**YOUR OBJECTIVE**
Bring together copies of the lines in the data below that contain the word "label".

**DATASET RECORDS**
◇ ◇ ◇

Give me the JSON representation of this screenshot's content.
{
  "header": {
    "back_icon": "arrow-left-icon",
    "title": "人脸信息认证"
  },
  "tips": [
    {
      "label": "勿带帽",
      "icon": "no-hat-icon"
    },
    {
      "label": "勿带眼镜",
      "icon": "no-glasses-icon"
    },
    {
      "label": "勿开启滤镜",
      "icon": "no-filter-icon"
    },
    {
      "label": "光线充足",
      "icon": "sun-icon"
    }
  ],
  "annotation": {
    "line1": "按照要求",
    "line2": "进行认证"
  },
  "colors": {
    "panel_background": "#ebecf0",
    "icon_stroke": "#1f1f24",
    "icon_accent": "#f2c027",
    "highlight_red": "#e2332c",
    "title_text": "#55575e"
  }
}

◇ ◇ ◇

**FINISHED EXERCISE**
      "label": "勿带帽",
      "label": "勿带眼镜",
      "label": "勿开启滤镜",
      "label": "光线充足",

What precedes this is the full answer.